(As it happens, I actually think the increasing power of modern marketing in the hands of giant corporations is something we should all take a little more seriously than we do. But that's a topic for another day. For now, let's assume that Target's use of my personal data is pretty benign.)

So then: what's a good reason to be uneasy about this? Well, if Target can use statistical relations to predict pregnancy, I'll bet they can predict other things too. For example, the early stages of Alzheimer's. And much of the data that Target and other retailers collect is also available to other marketers at a price.

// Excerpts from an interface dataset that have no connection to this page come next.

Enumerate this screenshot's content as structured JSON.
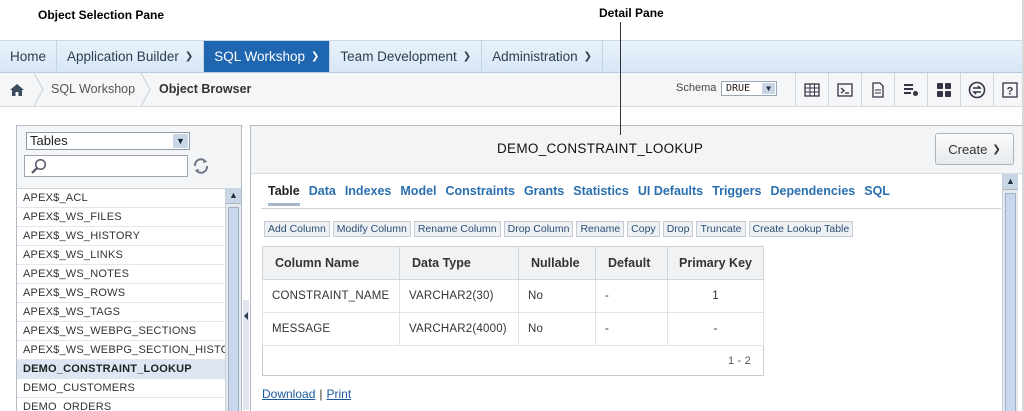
{
  "callouts": {
    "left": "Object Selection Pane",
    "right": "Detail Pane"
  },
  "nav": {
    "items": [
      {
        "label": "Home",
        "has_menu": false
      },
      {
        "label": "Application Builder",
        "has_menu": true
      },
      {
        "label": "SQL Workshop",
        "has_menu": true,
        "active": true
      },
      {
        "label": "Team Development",
        "has_menu": true
      },
      {
        "label": "Administration",
        "has_menu": true
      }
    ]
  },
  "breadcrumb": {
    "items": [
      "SQL Workshop",
      "Object Browser"
    ]
  },
  "schema": {
    "label": "Schema",
    "value": "DRUE"
  },
  "toolbar_icons": [
    "table-icon",
    "sql-command-icon",
    "script-icon",
    "query-builder-icon",
    "utilities-icon",
    "restful-icon",
    "help-icon"
  ],
  "object_pane": {
    "type_select": "Tables",
    "search_value": "",
    "objects": [
      "APEX$_ACL",
      "APEX$_WS_FILES",
      "APEX$_WS_HISTORY",
      "APEX$_WS_LINKS",
      "APEX$_WS_NOTES",
      "APEX$_WS_ROWS",
      "APEX$_WS_TAGS",
      "APEX$_WS_WEBPG_SECTIONS",
      "APEX$_WS_WEBPG_SECTION_HISTORY",
      "DEMO_CONSTRAINT_LOOKUP",
      "DEMO_CUSTOMERS",
      "DEMO_ORDERS"
    ],
    "selected": "DEMO_CONSTRAINT_LOOKUP"
  },
  "detail": {
    "title": "DEMO_CONSTRAINT_LOOKUP",
    "create_label": "Create",
    "tabs": [
      "Table",
      "Data",
      "Indexes",
      "Model",
      "Constraints",
      "Grants",
      "Statistics",
      "UI Defaults",
      "Triggers",
      "Dependencies",
      "SQL"
    ],
    "active_tab": "Table",
    "actions": [
      "Add Column",
      "Modify Column",
      "Rename Column",
      "Drop Column",
      "Rename",
      "Copy",
      "Drop",
      "Truncate",
      "Create Lookup Table"
    ],
    "table": {
      "headers": [
        "Column Name",
        "Data Type",
        "Nullable",
        "Default",
        "Primary Key"
      ],
      "rows": [
        [
          "CONSTRAINT_NAME",
          "VARCHAR2(30)",
          "No",
          "-",
          "1"
        ],
        [
          "MESSAGE",
          "VARCHAR2(4000)",
          "No",
          "-",
          "-"
        ]
      ],
      "pagination": "1 - 2"
    },
    "links": {
      "download": "Download",
      "print": "Print",
      "separator": "|"
    }
  }
}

Sadly, not all of them have the scruples that Target does. If you were, say, a semi-shady company hawking dubious life insurance schemes, who would be your best prospect? Answer: someone still in enough control of their faculties that they live on their own without lots of supervision from their children or other caregivers, but just infirm enough that their judgment isn't so good anymore. They'd be perfectly suited to be scared/bullied into buying a bunch of crap they don't need. Hooray for data mining!

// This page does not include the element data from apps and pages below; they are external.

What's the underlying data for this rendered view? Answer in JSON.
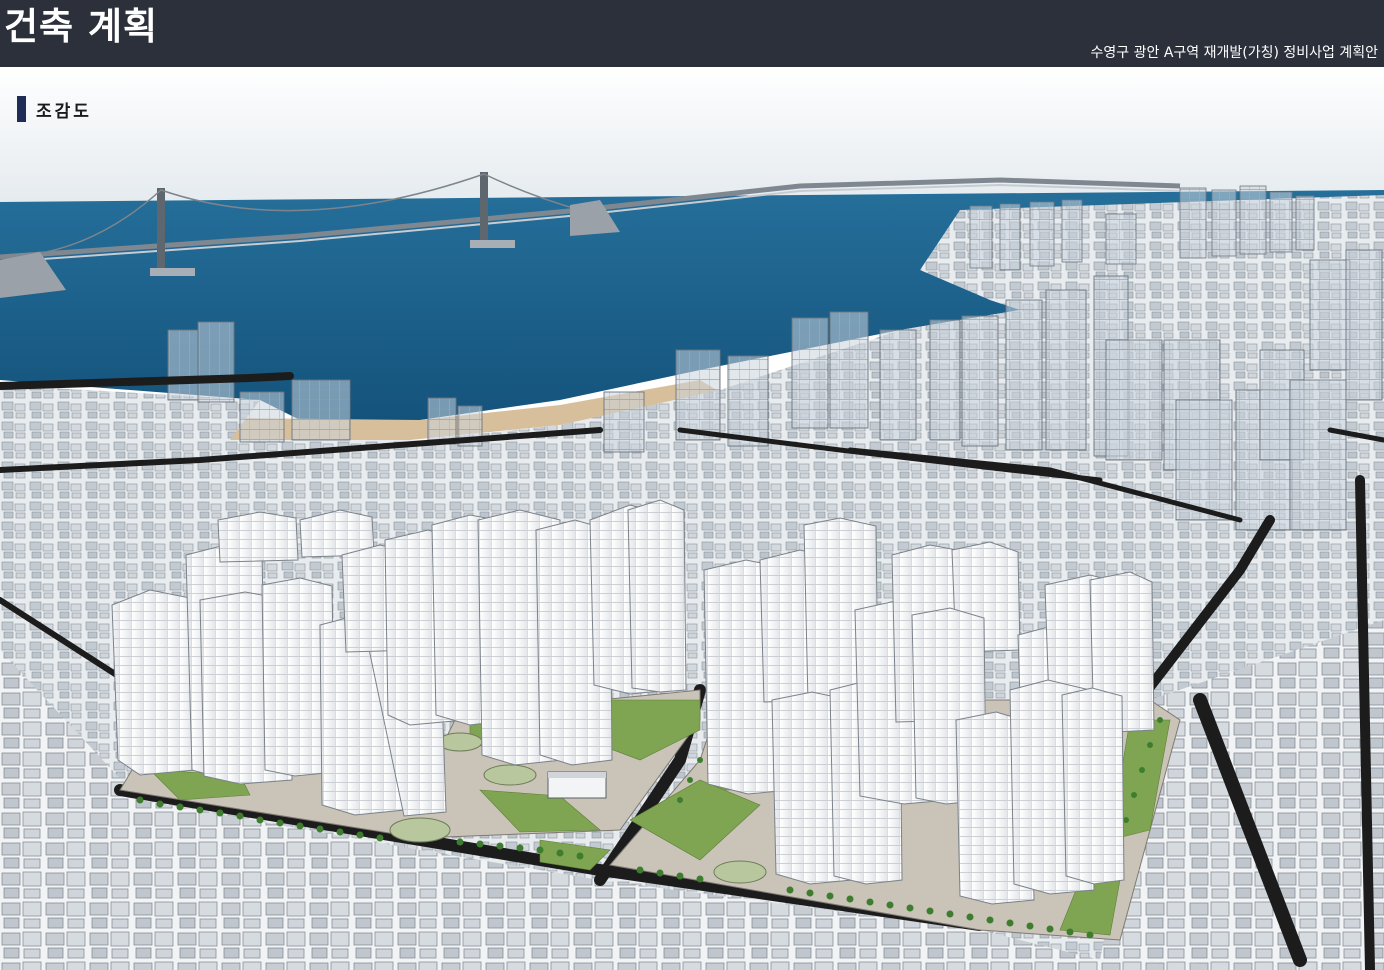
{
  "header": {
    "title": "건축 계획",
    "subtitle": "수영구 광안 A구역 재개발(가칭) 정비사업 계획안"
  },
  "section": {
    "label": "조감도"
  },
  "colors": {
    "header_bg": "#2b303b",
    "header_text": "#ffffff",
    "section_marker": "#1f2c56",
    "sea": "#1b5d86",
    "sky": "#eef2f5",
    "beach": "#d8bf9c",
    "green": "#7fa552",
    "road": "#1c1c1c"
  },
  "illustration": {
    "type": "aerial-perspective-rendering"
  }
}
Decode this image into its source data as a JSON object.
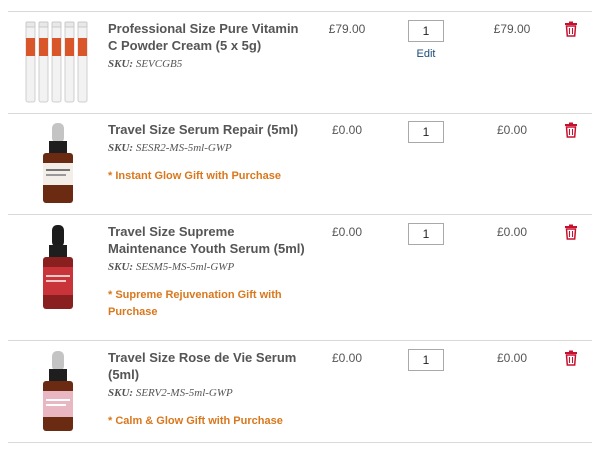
{
  "colors": {
    "gift_note": "#d9771c",
    "edit_link": "#1b4a78",
    "delete_icon": "#c8102e",
    "divider": "#d9d9d9"
  },
  "items": [
    {
      "title": "Professional Size Pure Vitamin C Powder Cream (5 x 5g)",
      "sku_label": "SKU:",
      "sku": "SEVCGB5",
      "gift_note": "",
      "price": "£79.00",
      "quantity": "1",
      "edit_label": "Edit",
      "total": "£79.00",
      "image_icon": "vitamin-c-tubes-icon"
    },
    {
      "title": "Travel Size Serum Repair (5ml)",
      "sku_label": "SKU:",
      "sku": "SESR2-MS-5ml-GWP",
      "gift_note": "* Instant Glow Gift with Purchase",
      "price": "£0.00",
      "quantity": "1",
      "edit_label": "",
      "total": "£0.00",
      "image_icon": "dropper-bottle-icon"
    },
    {
      "title": "Travel Size Supreme Maintenance Youth Serum (5ml)",
      "sku_label": "SKU:",
      "sku": "SESM5-MS-5ml-GWP",
      "gift_note": "* Supreme Rejuvenation Gift with Purchase",
      "price": "£0.00",
      "quantity": "1",
      "edit_label": "",
      "total": "£0.00",
      "image_icon": "dropper-bottle-icon"
    },
    {
      "title": "Travel Size Rose de Vie Serum (5ml)",
      "sku_label": "SKU:",
      "sku": "SERV2-MS-5ml-GWP",
      "gift_note": "* Calm & Glow Gift with Purchase",
      "price": "£0.00",
      "quantity": "1",
      "edit_label": "",
      "total": "£0.00",
      "image_icon": "dropper-bottle-icon"
    }
  ]
}
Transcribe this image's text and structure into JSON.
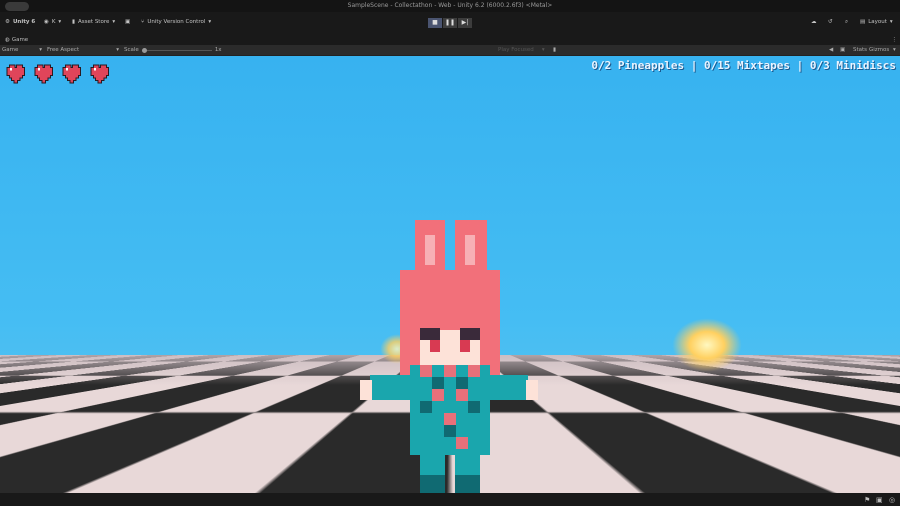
{
  "window": {
    "title": "SampleScene - Collectathon - Web - Unity 6.2 (6000.2.6f3) <Metal>"
  },
  "toolbar": {
    "unity_label": "Unity 6",
    "account_label": "K",
    "asset_store_label": "Asset Store",
    "version_control_label": "Unity Version Control",
    "layout_label": "Layout"
  },
  "tab": {
    "label": "Game"
  },
  "gamebar": {
    "display": "Game",
    "aspect": "Free Aspect",
    "scale_label": "Scale",
    "scale_value": "1x",
    "play_focused": "Play Focused",
    "stats": "Stats",
    "gizmos": "Gizmos",
    "scale_fraction": 0
  },
  "hud": {
    "hearts": 4,
    "counter": "0/2 Pineapples | 0/15 Mixtapes | 0/3 Minidiscs"
  },
  "colors": {
    "sky": "#3fb8f2",
    "heart": "#e0455a",
    "hair": "#f2707a",
    "outfit": "#1aa6ad"
  }
}
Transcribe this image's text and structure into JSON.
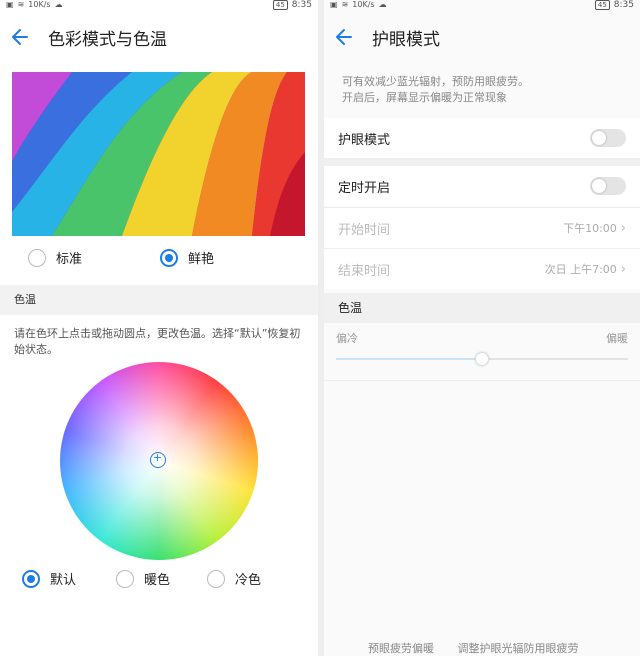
{
  "left": {
    "status": {
      "net": "10K/s",
      "battery": "45",
      "time": "8:35"
    },
    "title": "色彩模式与色温",
    "modes": [
      {
        "label": "标准",
        "selected": false
      },
      {
        "label": "鲜艳",
        "selected": true
      }
    ],
    "color_temp_header": "色温",
    "color_temp_desc": "请在色环上点击或拖动圆点，更改色温。选择“默认”恢复初始状态。",
    "presets": [
      {
        "label": "默认",
        "selected": true
      },
      {
        "label": "暖色",
        "selected": false
      },
      {
        "label": "冷色",
        "selected": false
      }
    ]
  },
  "right": {
    "status": {
      "net": "10K/s",
      "battery": "45",
      "time": "8:35"
    },
    "title": "护眼模式",
    "desc_line1": "可有效减少蓝光辐射，预防用眼疲劳。",
    "desc_line2": "开启后，屏幕显示偏暖为正常现象",
    "eye_mode_label": "护眼模式",
    "eye_mode_on": false,
    "schedule_label": "定时开启",
    "schedule_on": false,
    "start_label": "开始时间",
    "start_value": "下午10:00",
    "end_label": "结束时间",
    "end_value": "次日 上午7:00",
    "temp_header": "色温",
    "temp_cool": "偏冷",
    "temp_warm": "偏暖",
    "temp_level": 0.5,
    "bottom_hint_1": "预眼疲劳偏暖",
    "bottom_hint_2": "调整护眼光辐防用眼疲劳"
  },
  "colors": {
    "accent": "#1d7ce8"
  }
}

Alternately, keep in mind that it's not just corporations that can get their hands on this stuff. The federal government can buy it too for whatever profiling schemes the whiz kids at NSA come up with. I'm not super excited by this prospect either.

Now, it's true that scammers have preyed on the elderly for a long time, and governments have collected information about their citizenry for a long time too. But a problem that's small and controllable when the targeting data is both diffuse and arduous to collect can become cancerous when the data is cheaply and broadly available. Roughly speaking, then, that's my answer to the question of why I care. It's not Target per se. It's not my local supermarket. It's the fact that everyone is doing this, the data is all getting collected in centralized databases, and this stuff is then accessible to just about anyone, not just folks who want to send me coupons.

I suspect there's not much we can do about this. And maybe the good outweighs the bad in any case. After all, the internet is still a good thing even if pedophiles occasionally use chatrooms to stalk their prey. Still, I think there are legitimate reasons for concern. Life is more than just coupons.